• _Dataset extract_
========
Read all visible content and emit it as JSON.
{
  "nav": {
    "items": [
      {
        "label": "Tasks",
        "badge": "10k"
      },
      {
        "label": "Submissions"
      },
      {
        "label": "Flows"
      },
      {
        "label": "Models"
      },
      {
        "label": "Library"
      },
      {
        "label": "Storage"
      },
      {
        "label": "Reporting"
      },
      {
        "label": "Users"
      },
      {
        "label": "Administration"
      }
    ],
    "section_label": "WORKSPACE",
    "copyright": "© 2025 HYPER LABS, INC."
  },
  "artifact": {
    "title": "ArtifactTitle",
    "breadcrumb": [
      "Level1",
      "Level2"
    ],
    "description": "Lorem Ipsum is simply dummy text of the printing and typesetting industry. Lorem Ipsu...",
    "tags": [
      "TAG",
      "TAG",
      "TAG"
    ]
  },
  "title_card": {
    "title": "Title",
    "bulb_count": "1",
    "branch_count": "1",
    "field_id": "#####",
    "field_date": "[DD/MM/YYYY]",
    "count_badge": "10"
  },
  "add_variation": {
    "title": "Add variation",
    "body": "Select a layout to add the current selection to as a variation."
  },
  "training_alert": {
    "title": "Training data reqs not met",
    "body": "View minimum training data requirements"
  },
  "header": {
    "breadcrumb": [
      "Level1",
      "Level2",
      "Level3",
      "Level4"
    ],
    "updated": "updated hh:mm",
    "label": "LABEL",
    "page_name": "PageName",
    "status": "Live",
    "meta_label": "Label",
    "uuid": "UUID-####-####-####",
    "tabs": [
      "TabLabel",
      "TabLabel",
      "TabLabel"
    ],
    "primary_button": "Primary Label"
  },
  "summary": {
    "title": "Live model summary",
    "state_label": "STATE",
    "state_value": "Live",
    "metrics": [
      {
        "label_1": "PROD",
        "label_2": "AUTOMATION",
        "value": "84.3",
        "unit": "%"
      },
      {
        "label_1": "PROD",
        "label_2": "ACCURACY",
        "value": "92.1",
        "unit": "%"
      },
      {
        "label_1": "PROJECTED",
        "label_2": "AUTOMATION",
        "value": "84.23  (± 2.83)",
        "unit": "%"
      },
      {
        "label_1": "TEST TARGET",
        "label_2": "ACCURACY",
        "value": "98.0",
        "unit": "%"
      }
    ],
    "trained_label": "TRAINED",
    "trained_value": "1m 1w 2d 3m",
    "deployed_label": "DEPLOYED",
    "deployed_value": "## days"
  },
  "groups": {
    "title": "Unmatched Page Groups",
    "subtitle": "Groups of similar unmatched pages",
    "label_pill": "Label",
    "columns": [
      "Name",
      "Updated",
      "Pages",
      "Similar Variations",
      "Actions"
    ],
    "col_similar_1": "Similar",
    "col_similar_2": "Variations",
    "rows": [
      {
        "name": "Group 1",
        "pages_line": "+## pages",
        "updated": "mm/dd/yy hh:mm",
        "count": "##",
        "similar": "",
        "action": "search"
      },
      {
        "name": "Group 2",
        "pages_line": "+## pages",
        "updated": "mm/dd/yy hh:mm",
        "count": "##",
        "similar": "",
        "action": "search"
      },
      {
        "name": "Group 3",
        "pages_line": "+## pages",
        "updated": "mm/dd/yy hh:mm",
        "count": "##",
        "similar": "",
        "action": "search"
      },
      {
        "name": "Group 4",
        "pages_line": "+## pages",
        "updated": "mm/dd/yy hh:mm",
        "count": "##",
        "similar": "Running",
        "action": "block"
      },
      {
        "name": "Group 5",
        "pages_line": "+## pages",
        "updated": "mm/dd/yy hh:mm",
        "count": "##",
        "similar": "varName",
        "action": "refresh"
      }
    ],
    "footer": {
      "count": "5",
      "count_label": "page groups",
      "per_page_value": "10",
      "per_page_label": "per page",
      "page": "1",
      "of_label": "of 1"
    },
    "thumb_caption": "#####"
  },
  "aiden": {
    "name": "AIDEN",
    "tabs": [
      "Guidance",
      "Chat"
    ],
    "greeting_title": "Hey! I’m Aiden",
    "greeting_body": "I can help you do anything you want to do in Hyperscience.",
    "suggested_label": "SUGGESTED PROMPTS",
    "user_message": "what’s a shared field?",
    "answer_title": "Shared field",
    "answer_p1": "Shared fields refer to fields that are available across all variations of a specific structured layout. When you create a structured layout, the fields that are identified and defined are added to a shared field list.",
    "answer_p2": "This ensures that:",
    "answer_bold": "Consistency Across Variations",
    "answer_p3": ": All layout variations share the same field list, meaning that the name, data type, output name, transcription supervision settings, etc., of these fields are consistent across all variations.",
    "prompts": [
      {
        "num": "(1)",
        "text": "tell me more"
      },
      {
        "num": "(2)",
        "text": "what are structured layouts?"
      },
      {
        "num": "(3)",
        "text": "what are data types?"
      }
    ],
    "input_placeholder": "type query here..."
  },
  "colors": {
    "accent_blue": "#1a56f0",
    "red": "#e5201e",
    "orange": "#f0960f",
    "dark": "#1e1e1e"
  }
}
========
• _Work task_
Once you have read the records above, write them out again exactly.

• _Task solution_
Read all visible content and emit it as JSON.
{
  "nav": {
    "items": [
      {
        "label": "Tasks",
        "badge": "10k"
      },
      {
        "label": "Submissions"
      },
      {
        "label": "Flows"
      },
      {
        "label": "Models"
      },
      {
        "label": "Library"
      },
      {
        "label": "Storage"
      },
      {
        "label": "Reporting"
      },
      {
        "label": "Users"
      },
      {
        "label": "Administration"
      }
    ],
    "section_label": "WORKSPACE",
    "copyright": "© 2025 HYPER LABS, INC."
  },
  "artifact": {
    "title": "ArtifactTitle",
    "breadcrumb": [
      "Level1",
      "Level2"
    ],
    "description": "Lorem Ipsum is simply dummy text of the printing and typesetting industry. Lorem Ipsu...",
    "tags": [
      "TAG",
      "TAG",
      "TAG"
    ]
  },
  "title_card": {
    "title": "Title",
    "bulb_count": "1",
    "branch_count": "1",
    "field_id": "#####",
    "field_date": "[DD/MM/YYYY]",
    "count_badge": "10"
  },
  "add_variation": {
    "title": "Add variation",
    "body": "Select a layout to add the current selection to as a variation."
  },
  "training_alert": {
    "title": "Training data reqs not met",
    "body": "View minimum training data requirements"
  },
  "header": {
    "breadcrumb": [
      "Level1",
      "Level2",
      "Level3",
      "Level4"
    ],
    "updated": "updated hh:mm",
    "label": "LABEL",
    "page_name": "PageName",
    "status": "Live",
    "meta_label": "Label",
    "uuid": "UUID-####-####-####",
    "tabs": [
      "TabLabel",
      "TabLabel",
      "TabLabel"
    ],
    "primary_button": "Primary Label"
  },
  "summary": {
    "title": "Live model summary",
    "state_label": "STATE",
    "state_value": "Live",
    "metrics": [
      {
        "label_1": "PROD",
        "label_2": "AUTOMATION",
        "value": "84.3",
        "unit": "%"
      },
      {
        "label_1": "PROD",
        "label_2": "ACCURACY",
        "value": "92.1",
        "unit": "%"
      },
      {
        "label_1": "PROJECTED",
        "label_2": "AUTOMATION",
        "value": "84.23  (± 2.83)",
        "unit": "%"
      },
      {
        "label_1": "TEST TARGET",
        "label_2": "ACCURACY",
        "value": "98.0",
        "unit": "%"
      }
    ],
    "trained_label": "TRAINED",
    "trained_value": "1m 1w 2d 3m",
    "deployed_label": "DEPLOYED",
    "deployed_value": "## days"
  },
  "groups": {
    "title": "Unmatched Page Groups",
    "subtitle": "Groups of similar unmatched pages",
    "label_pill": "Label",
    "columns": [
      "Name",
      "Updated",
      "Pages",
      "Similar Variations",
      "Actions"
    ],
    "col_similar_1": "Similar",
    "col_similar_2": "Variations",
    "rows": [
      {
        "name": "Group 1",
        "pages_line": "+## pages",
        "updated": "mm/dd/yy hh:mm",
        "count": "##",
        "similar": "",
        "action": "search"
      },
      {
        "name": "Group 2",
        "pages_line": "+## pages",
        "updated": "mm/dd/yy hh:mm",
        "count": "##",
        "similar": "",
        "action": "search"
      },
      {
        "name": "Group 3",
        "pages_line": "+## pages",
        "updated": "mm/dd/yy hh:mm",
        "count": "##",
        "similar": "",
        "action": "search"
      },
      {
        "name": "Group 4",
        "pages_line": "+## pages",
        "updated": "mm/dd/yy hh:mm",
        "count": "##",
        "similar": "Running",
        "action": "block"
      },
      {
        "name": "Group 5",
        "pages_line": "+## pages",
        "updated": "mm/dd/yy hh:mm",
        "count": "##",
        "similar": "varName",
        "action": "refresh"
      }
    ],
    "footer": {
      "count": "5",
      "count_label": "page groups",
      "per_page_value": "10",
      "per_page_label": "per page",
      "page": "1",
      "of_label": "of 1"
    },
    "thumb_caption": "#####"
  },
  "aiden": {
    "name": "AIDEN",
    "tabs": [
      "Guidance",
      "Chat"
    ],
    "greeting_title": "Hey! I’m Aiden",
    "greeting_body": "I can help you do anything you want to do in Hyperscience.",
    "suggested_label": "SUGGESTED PROMPTS",
    "user_message": "what’s a shared field?",
    "answer_title": "Shared field",
    "answer_p1": "Shared fields refer to fields that are available across all variations of a specific structured layout. When you create a structured layout, the fields that are identified and defined are added to a shared field list.",
    "answer_p2": "This ensures that:",
    "answer_bold": "Consistency Across Variations",
    "answer_p3": ": All layout variations share the same field list, meaning that the name, data type, output name, transcription supervision settings, etc., of these fields are consistent across all variations.",
    "prompts": [
      {
        "num": "(1)",
        "text": "tell me more"
      },
      {
        "num": "(2)",
        "text": "what are structured layouts?"
      },
      {
        "num": "(3)",
        "text": "what are data types?"
      }
    ],
    "input_placeholder": "type query here..."
  },
  "colors": {
    "accent_blue": "#1a56f0",
    "red": "#e5201e",
    "orange": "#f0960f",
    "dark": "#1e1e1e"
  }
}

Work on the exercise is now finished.